» RECORDS TO USE
|---|

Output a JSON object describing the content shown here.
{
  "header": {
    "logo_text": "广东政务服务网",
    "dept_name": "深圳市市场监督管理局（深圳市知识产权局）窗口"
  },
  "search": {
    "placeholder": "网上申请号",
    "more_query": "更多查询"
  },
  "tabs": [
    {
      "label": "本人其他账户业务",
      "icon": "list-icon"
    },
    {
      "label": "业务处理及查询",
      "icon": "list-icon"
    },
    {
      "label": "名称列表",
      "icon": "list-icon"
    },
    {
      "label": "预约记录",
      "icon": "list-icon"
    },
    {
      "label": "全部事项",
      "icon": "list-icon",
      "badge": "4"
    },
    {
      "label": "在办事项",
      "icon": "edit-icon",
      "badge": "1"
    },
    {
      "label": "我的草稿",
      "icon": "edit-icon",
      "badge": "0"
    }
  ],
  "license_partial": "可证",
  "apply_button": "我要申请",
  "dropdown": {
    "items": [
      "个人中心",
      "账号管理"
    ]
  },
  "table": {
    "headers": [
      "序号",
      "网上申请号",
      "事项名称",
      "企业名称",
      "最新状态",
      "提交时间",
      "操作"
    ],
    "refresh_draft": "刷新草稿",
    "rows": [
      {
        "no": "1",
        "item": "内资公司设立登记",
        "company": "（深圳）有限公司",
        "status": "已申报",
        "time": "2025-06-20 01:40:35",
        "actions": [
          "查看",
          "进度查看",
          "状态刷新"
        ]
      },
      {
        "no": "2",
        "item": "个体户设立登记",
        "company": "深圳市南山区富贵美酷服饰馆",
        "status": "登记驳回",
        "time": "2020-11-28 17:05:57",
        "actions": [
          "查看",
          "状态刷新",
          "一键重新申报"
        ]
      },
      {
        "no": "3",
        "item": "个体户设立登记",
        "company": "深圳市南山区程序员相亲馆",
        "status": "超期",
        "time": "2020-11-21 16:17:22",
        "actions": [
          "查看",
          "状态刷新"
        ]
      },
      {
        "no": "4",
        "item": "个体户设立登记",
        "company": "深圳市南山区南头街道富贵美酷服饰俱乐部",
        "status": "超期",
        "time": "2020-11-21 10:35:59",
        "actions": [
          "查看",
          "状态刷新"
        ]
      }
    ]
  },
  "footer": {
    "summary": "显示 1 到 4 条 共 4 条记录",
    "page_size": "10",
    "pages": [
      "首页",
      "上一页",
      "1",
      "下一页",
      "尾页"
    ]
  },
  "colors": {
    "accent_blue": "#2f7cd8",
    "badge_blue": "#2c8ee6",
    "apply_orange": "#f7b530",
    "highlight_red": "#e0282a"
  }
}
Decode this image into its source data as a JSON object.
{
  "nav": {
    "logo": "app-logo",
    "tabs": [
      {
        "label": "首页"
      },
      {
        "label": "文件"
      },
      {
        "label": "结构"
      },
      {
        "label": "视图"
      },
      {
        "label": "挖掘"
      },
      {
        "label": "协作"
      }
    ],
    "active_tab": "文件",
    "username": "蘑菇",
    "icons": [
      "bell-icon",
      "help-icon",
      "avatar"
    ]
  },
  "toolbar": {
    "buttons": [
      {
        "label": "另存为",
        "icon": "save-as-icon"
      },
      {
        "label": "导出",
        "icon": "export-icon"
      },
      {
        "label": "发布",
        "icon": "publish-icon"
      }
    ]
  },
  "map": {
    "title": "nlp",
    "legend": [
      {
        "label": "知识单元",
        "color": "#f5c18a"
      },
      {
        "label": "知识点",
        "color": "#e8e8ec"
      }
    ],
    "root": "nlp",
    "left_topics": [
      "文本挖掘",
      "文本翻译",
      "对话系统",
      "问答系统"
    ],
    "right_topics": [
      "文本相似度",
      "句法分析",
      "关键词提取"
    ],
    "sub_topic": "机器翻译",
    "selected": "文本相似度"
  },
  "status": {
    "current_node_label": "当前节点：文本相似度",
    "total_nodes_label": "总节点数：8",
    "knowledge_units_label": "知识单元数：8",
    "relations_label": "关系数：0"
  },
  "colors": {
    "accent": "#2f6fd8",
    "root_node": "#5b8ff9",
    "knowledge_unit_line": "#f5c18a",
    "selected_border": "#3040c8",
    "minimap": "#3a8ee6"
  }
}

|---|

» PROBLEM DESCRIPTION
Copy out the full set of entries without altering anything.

» WRITTEN RESPONSE
Output a JSON object describing the content shown here.
{
  "header": {
    "logo_text": "广东政务服务网",
    "dept_name": "深圳市市场监督管理局（深圳市知识产权局）窗口"
  },
  "search": {
    "placeholder": "网上申请号",
    "more_query": "更多查询"
  },
  "tabs": [
    {
      "label": "本人其他账户业务",
      "icon": "list-icon"
    },
    {
      "label": "业务处理及查询",
      "icon": "list-icon"
    },
    {
      "label": "名称列表",
      "icon": "list-icon"
    },
    {
      "label": "预约记录",
      "icon": "list-icon"
    },
    {
      "label": "全部事项",
      "icon": "list-icon",
      "badge": "4"
    },
    {
      "label": "在办事项",
      "icon": "edit-icon",
      "badge": "1"
    },
    {
      "label": "我的草稿",
      "icon": "edit-icon",
      "badge": "0"
    }
  ],
  "license_partial": "可证",
  "apply_button": "我要申请",
  "dropdown": {
    "items": [
      "个人中心",
      "账号管理"
    ]
  },
  "table": {
    "headers": [
      "序号",
      "网上申请号",
      "事项名称",
      "企业名称",
      "最新状态",
      "提交时间",
      "操作"
    ],
    "refresh_draft": "刷新草稿",
    "rows": [
      {
        "no": "1",
        "item": "内资公司设立登记",
        "company": "（深圳）有限公司",
        "status": "已申报",
        "time": "2025-06-20 01:40:35",
        "actions": [
          "查看",
          "进度查看",
          "状态刷新"
        ]
      },
      {
        "no": "2",
        "item": "个体户设立登记",
        "company": "深圳市南山区富贵美酷服饰馆",
        "status": "登记驳回",
        "time": "2020-11-28 17:05:57",
        "actions": [
          "查看",
          "状态刷新",
          "一键重新申报"
        ]
      },
      {
        "no": "3",
        "item": "个体户设立登记",
        "company": "深圳市南山区程序员相亲馆",
        "status": "超期",
        "time": "2020-11-21 16:17:22",
        "actions": [
          "查看",
          "状态刷新"
        ]
      },
      {
        "no": "4",
        "item": "个体户设立登记",
        "company": "深圳市南山区南头街道富贵美酷服饰俱乐部",
        "status": "超期",
        "time": "2020-11-21 10:35:59",
        "actions": [
          "查看",
          "状态刷新"
        ]
      }
    ]
  },
  "footer": {
    "summary": "显示 1 到 4 条 共 4 条记录",
    "page_size": "10",
    "pages": [
      "首页",
      "上一页",
      "1",
      "下一页",
      "尾页"
    ]
  },
  "colors": {
    "accent_blue": "#2f7cd8",
    "badge_blue": "#2c8ee6",
    "apply_orange": "#f7b530",
    "highlight_red": "#e0282a"
  }
}
Decode this image into its source data as a JSON object.
{
  "nav": {
    "logo": "app-logo",
    "tabs": [
      {
        "label": "首页"
      },
      {
        "label": "文件"
      },
      {
        "label": "结构"
      },
      {
        "label": "视图"
      },
      {
        "label": "挖掘"
      },
      {
        "label": "协作"
      }
    ],
    "active_tab": "文件",
    "username": "蘑菇",
    "icons": [
      "bell-icon",
      "help-icon",
      "avatar"
    ]
  },
  "toolbar": {
    "buttons": [
      {
        "label": "另存为",
        "icon": "save-as-icon"
      },
      {
        "label": "导出",
        "icon": "export-icon"
      },
      {
        "label": "发布",
        "icon": "publish-icon"
      }
    ]
  },
  "map": {
    "title": "nlp",
    "legend": [
      {
        "label": "知识单元",
        "color": "#f5c18a"
      },
      {
        "label": "知识点",
        "color": "#e8e8ec"
      }
    ],
    "root": "nlp",
    "left_topics": [
      "文本挖掘",
      "文本翻译",
      "对话系统",
      "问答系统"
    ],
    "right_topics": [
      "文本相似度",
      "句法分析",
      "关键词提取"
    ],
    "sub_topic": "机器翻译",
    "selected": "文本相似度"
  },
  "status": {
    "current_node_label": "当前节点：文本相似度",
    "total_nodes_label": "总节点数：8",
    "knowledge_units_label": "知识单元数：8",
    "relations_label": "关系数：0"
  },
  "colors": {
    "accent": "#2f6fd8",
    "root_node": "#5b8ff9",
    "knowledge_unit_line": "#f5c18a",
    "selected_border": "#3040c8",
    "minimap": "#3a8ee6"
  }
}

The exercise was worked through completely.